U.S. Supreme Court precedent has a way of turning up in the most unexpected places. The latest example: A blockbuster immigration ruling on Tuesday turns on the Supreme Court’s 2016 decision about whether service advisers at a Mercedes-Benz dealership are entitled to sue for overtime.
The two law firms leading antitrust litigation for over-the-counter investors in financial instruments pegged to the benchmark London Interbank Offered Rate unquestionably deserve hosannas for reaching two proposed class action settlements totaling $250 million. The Libor litigation, which accuses more than a dozen of the biggest banks in the world of colluding to manipulate the benchmark rate, has been as complex as any class action in memory.
Hetero employees can’t claim reverse discrimination when federal law doesn’t shield gays, lesbians - judge
As advocates for LGBTQ employees push to reverse appellate rulings that they’re not protected against workplace discrimination on the basis of sexual orientation, a Louisiana federal judge held last week that a heterosexual employee who was fired after she posted an anti-LGBTQ comment on Facebook cannot claim reverse discrimination or retaliation at the hands of her LGBTQ boss.
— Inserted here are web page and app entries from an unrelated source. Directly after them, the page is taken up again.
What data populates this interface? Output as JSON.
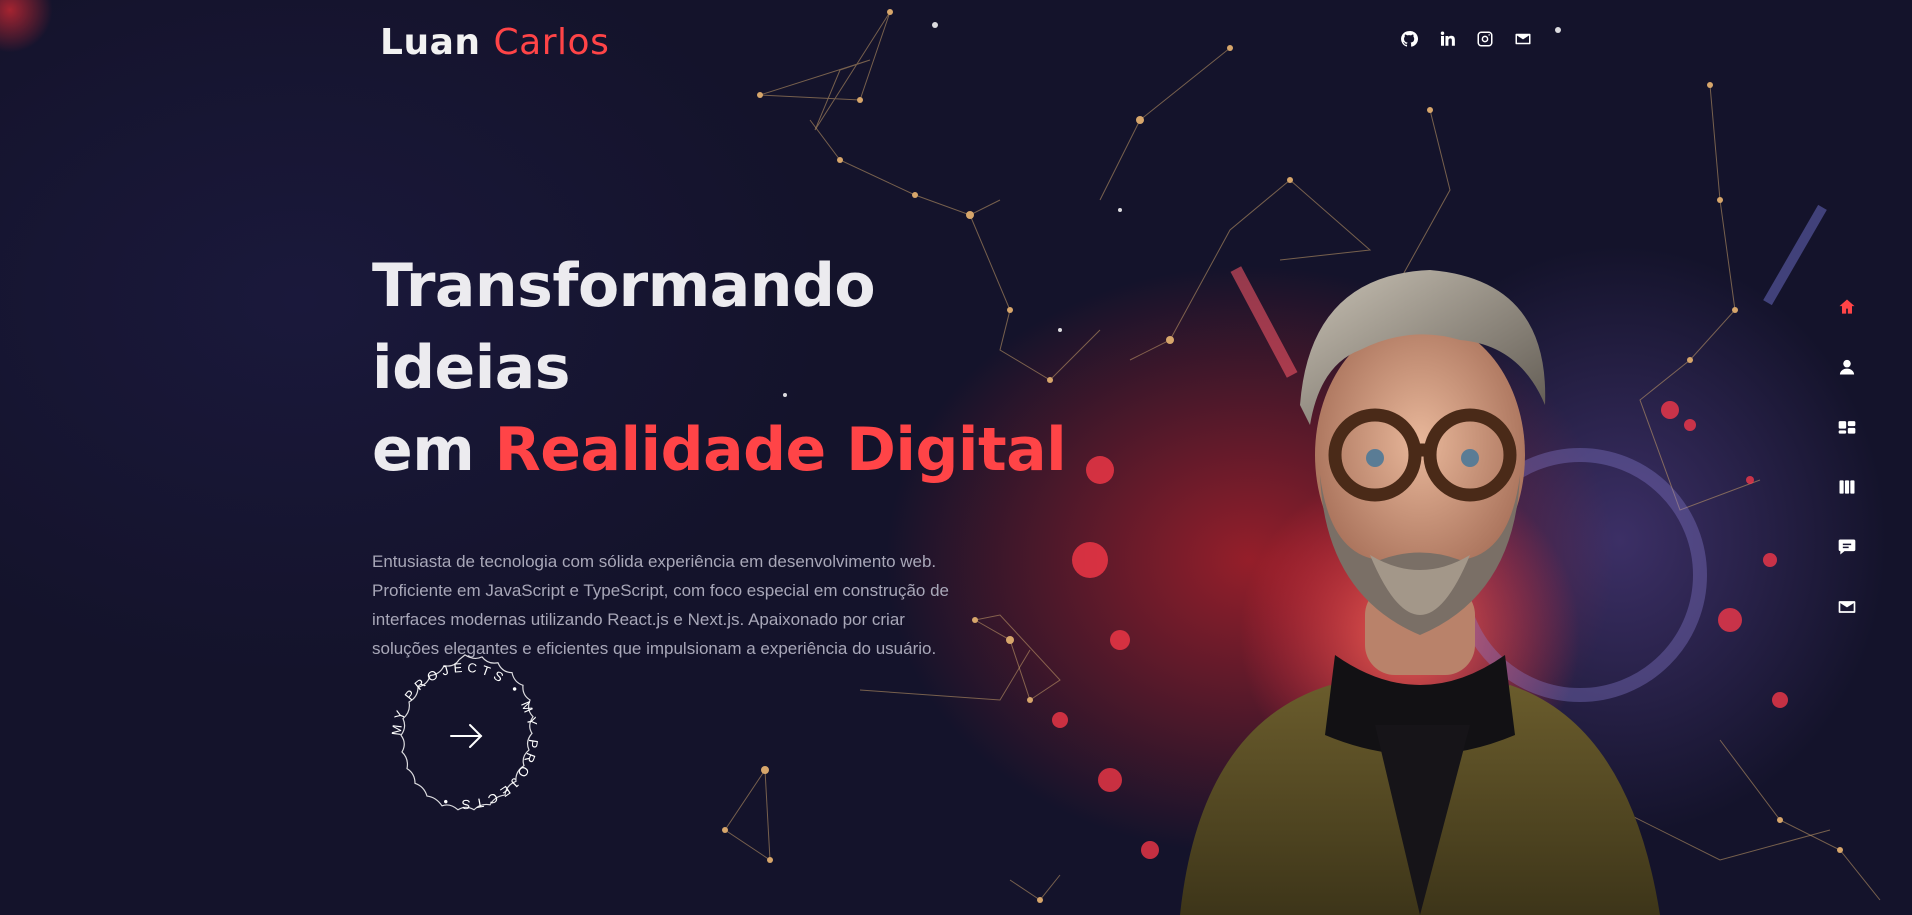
{
  "brand": {
    "first_name": "Luan",
    "last_name": "Carlos",
    "accent_color": "#ff4447"
  },
  "socials": [
    {
      "icon": "github-icon"
    },
    {
      "icon": "linkedin-icon"
    },
    {
      "icon": "instagram-icon"
    },
    {
      "icon": "mail-icon"
    }
  ],
  "hero": {
    "title_line1": "Transformando ideias",
    "title_line2_prefix": "em ",
    "title_line2_accent": "Realidade Digital",
    "description": "Entusiasta de tecnologia com sólida experiência em desenvolvimento web. Proficiente em JavaScript e TypeScript, com foco especial em construção de interfaces modernas utilizando React.js e Next.js. Apaixonado por criar soluções elegantes e eficientes que impulsionam a experiência do usuário."
  },
  "cta": {
    "circular_text": "MY PROJECTS • MY PROJECTS • ",
    "icon": "arrow-right-icon"
  },
  "side_nav": [
    {
      "icon": "home-icon",
      "active": true
    },
    {
      "icon": "user-icon",
      "active": false
    },
    {
      "icon": "services-icon",
      "active": false
    },
    {
      "icon": "portfolio-icon",
      "active": false
    },
    {
      "icon": "testimonials-icon",
      "active": false
    },
    {
      "icon": "contact-mail-icon",
      "active": false
    }
  ],
  "colors": {
    "background": "#14132b",
    "accent": "#ff4447",
    "text_muted": "#a8a7b8"
  }
}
The scope of protection under Title VII of the Civil Rights Act, it would seem, cuts two ways.
In a sweeping summary judgment opinion issued Wednesday, U.S. District Judge Kenneth Marra of West Palm Beach, Florida, rejected Chiquita’s attempt to head off a jury trial of claims the company is liable under the Anti-Terrorism Act for the deaths of six Americans killed by the Colombian paramilitary group Fuerzas Armadas Revolucionarias de Colombia (FARC).
Circuit splits, like beauty, can be in the eye of the beholder.
The accounting giant PricewaterhouseCoopers is facing hundreds of millions of dollars in exposure to the Federal Deposit Insurance Corporation after U.S. District Judge Barbara Rothstein ruled last week that PwC negligently failed to uncover a $2.3 billion fraud scheme between PwC audit client Colonial Bank, now in FDIC receivership, and the now bankrupt mortgage lender Taylor, Bean & Whitaker. PwC already paid an undisclosed amount in 2016 to settle related claims by Taylor Bean's trustee.
Lawyers deserve to be paid for their work. Contingency fee lawyers, who assume the risk that their clients’ cases will flop, deserve to be rewarded when their clients win. That’s how our system assures access to the courts for people who can’t afford to pay hourly rates.
The justices of the Pennsylvania Supreme Court’s Eastern District couldn't quite agree on why a law firm shouldn’t be allowed to duck behind ethics rules to avoid liability under an unethical fee-splitting contract. The six justices who heard the case of a consultant who claims Barrack Rodos & Bacine reneged on an oral contract to pay him a share of its profits produced four different opinions Tuesday as they attempted to figure out whether the public’s best interest lies in a hard-and-fast rule that unethical contracts cannot be enforced or in a more flexible, fact-specific approach. But all of the Pennsylvania justices, whether in dissent or concurrence, agreed on one thing: Law firms that dupe unsuspecting non-lawyers into unethical agreements must be held accountable.